The amount of time a person has to pay on a car loan depends on the laws governing the area they live in, as well as on contractual agreements with the car loan company. According to the Federal Trade Commission, some creditors are allowed to seize vehicles the moment the loan goes into default. Usually, default is legally defined as not making a payment on time.
Creditors have discretion on how much time they allow someone to make a car payment. According to Edmunds, grace periods vary according to factors determined by creditors. For example, a person that usually pays on time may be given more leeway than someone that always pays late.
Payment periods may also be discovered by reading the loan contract. Ultimately, the car owner is responsible to contact the lender in order to discuss delinquent payments before the lender takes action. Lenders might be agreeable to an extension of up to 30 days.

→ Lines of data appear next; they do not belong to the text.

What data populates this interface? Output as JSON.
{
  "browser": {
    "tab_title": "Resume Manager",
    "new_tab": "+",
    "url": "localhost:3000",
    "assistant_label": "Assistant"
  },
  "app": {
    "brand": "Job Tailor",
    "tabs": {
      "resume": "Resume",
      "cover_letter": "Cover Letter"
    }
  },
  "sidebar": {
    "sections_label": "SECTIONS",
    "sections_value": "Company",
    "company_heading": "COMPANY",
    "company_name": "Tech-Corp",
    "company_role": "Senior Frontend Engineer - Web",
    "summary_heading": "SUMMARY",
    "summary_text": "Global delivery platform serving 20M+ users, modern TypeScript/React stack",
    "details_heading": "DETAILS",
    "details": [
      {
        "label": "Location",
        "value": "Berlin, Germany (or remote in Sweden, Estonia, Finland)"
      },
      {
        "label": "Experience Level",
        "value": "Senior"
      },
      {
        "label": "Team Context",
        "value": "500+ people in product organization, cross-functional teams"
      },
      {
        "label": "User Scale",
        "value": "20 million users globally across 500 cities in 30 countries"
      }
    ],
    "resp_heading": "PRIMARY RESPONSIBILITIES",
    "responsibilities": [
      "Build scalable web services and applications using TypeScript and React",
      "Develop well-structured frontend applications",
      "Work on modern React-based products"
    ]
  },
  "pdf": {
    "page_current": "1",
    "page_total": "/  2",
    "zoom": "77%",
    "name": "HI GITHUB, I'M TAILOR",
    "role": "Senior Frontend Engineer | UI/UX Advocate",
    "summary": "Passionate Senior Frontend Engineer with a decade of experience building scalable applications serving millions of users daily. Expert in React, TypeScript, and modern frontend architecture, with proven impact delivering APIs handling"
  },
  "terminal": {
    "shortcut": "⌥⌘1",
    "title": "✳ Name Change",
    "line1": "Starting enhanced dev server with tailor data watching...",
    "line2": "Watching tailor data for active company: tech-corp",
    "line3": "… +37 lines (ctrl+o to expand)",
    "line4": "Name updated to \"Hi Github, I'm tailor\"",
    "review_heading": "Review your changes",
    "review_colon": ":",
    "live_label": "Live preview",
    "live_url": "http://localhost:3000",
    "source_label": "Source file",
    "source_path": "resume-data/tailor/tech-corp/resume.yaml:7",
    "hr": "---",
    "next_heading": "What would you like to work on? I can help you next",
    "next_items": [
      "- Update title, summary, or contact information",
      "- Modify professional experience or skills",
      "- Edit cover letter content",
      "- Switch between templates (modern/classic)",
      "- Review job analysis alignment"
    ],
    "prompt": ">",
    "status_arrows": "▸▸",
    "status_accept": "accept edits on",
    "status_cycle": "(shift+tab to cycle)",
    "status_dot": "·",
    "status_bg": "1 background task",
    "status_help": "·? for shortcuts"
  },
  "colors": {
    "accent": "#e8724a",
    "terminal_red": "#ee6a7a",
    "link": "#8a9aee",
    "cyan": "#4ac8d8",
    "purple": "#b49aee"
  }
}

If such an extension is granted, it is important to note that the car owner has 30 extra days from the regular payment due date.
If car payments extend beyond the due date and a repossession is imminent, car owners should remove all personal items from the car.